Heightened awareness and public turn-out about the zoning change had been sparked by the circulation of two documents: a Planning Commission memorandum and a County Planning Board letter.
A memorandum from the Rye Planning Commission to the Rye City Council dated July 26, 2011 described the purpose of considering the zoning law change was "to allow dwelling units of the first floor for properties located on Boston Post Road," but it was speculative language within the document about possible zoning scenarios that piqued the attention of area residents and apparently the Rye City School Board.
City Planner Christian Miller explained that the advisory's purpose was to anticipate for members of the City Council several hypothetical projects that could potentially be developed on the parcels, not describe real projects under consideration.
The memorandum describes the maximum use implications for solely housing development as well as different mixed uses of retail, housing and office space on the properties.
It was language describing the sole housing hypothetical scenario that caught the attention of some: "the combined development potential of these two properties would quadruple from approximately 18,000 square feet under current B-1 District zoning to 72,000 square feet under the proposed B-2 District."
Under those circumstances, the Planning Commission memorandum speculated the development "could yield approximately 60 units" and "68 parking spaces would be required." The memo also explained that a retail/office use could hypothetically create a building that required "72 parking spaces" that "would need to be located under the building to meet City parking requirements."
There was also a letter from the Westchester County Planning Board dated August 4, 2011 and signed by Commissioner Edward Burroughs indicating their office had reviewed the proposed law changes the Rye Planning Commission had hypothetically described.
The County Commissioner offered two comments about the proposed law change: that it was "consistent with the County Planning Board's long-term policies and strategies" and that the changes "will also provide additional potential to develop affordable affirmatively furthering fair housing (AAFFH) units in this location."
Later in the meeting, Councilman Joseph Sack recommended the Council consider changing the practice of not publicly posting proposed zoning changes initiated by the City.
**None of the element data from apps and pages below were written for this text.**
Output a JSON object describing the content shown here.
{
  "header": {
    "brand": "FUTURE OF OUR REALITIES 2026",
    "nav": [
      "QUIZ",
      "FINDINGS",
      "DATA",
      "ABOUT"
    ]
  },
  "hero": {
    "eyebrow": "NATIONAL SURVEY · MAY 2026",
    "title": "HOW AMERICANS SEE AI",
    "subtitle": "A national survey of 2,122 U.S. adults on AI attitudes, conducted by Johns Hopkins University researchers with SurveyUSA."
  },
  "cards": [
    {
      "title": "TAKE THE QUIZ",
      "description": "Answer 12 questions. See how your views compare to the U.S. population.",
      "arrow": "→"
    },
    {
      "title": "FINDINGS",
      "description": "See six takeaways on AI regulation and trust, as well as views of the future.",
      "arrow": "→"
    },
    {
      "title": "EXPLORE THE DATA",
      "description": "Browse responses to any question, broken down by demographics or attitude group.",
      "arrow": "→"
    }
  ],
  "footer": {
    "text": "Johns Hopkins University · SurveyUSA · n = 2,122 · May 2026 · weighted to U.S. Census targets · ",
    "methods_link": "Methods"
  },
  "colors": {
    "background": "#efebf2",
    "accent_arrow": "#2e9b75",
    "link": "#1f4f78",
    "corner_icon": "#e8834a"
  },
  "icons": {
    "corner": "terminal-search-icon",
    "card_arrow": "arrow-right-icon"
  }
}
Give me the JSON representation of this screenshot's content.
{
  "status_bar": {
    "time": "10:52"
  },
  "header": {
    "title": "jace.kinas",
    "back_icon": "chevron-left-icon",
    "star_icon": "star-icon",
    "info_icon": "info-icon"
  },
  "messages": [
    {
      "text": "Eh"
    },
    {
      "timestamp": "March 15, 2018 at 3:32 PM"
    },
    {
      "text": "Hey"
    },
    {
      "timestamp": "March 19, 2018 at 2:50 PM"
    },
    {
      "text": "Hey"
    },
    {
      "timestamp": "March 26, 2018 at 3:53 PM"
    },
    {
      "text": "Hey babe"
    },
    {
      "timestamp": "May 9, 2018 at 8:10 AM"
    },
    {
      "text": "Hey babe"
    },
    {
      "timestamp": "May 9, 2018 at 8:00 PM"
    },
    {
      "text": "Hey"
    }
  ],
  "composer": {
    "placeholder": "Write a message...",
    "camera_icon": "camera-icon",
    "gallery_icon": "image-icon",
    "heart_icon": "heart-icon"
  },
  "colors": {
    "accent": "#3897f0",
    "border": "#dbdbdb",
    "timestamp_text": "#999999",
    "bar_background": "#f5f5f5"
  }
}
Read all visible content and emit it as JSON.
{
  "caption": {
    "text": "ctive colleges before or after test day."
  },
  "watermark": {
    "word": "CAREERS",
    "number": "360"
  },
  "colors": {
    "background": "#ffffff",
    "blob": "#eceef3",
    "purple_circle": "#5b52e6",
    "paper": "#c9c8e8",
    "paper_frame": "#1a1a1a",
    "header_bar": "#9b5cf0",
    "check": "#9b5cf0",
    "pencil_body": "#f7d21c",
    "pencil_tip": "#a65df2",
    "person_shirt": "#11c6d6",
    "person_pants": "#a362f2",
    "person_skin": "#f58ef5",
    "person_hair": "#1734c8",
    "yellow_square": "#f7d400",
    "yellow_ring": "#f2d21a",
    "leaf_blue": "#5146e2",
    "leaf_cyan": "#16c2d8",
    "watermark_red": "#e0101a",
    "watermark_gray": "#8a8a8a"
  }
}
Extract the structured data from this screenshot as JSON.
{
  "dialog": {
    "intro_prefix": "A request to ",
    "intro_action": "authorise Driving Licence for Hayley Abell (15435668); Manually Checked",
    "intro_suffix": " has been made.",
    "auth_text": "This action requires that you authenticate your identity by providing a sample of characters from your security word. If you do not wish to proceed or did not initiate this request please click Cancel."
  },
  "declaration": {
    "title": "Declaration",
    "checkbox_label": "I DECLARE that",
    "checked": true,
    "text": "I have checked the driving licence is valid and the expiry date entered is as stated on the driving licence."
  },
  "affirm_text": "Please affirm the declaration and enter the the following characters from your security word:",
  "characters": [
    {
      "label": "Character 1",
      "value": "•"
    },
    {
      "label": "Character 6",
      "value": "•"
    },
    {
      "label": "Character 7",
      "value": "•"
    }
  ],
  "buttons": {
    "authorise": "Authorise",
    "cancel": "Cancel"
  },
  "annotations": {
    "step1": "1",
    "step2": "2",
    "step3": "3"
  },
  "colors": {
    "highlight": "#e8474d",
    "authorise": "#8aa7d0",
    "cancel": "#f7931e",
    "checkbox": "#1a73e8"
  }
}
City Planner Christian Miller had earlier explained that the City Council had the discretion to change zoning law without the same process of public notice required by private parties.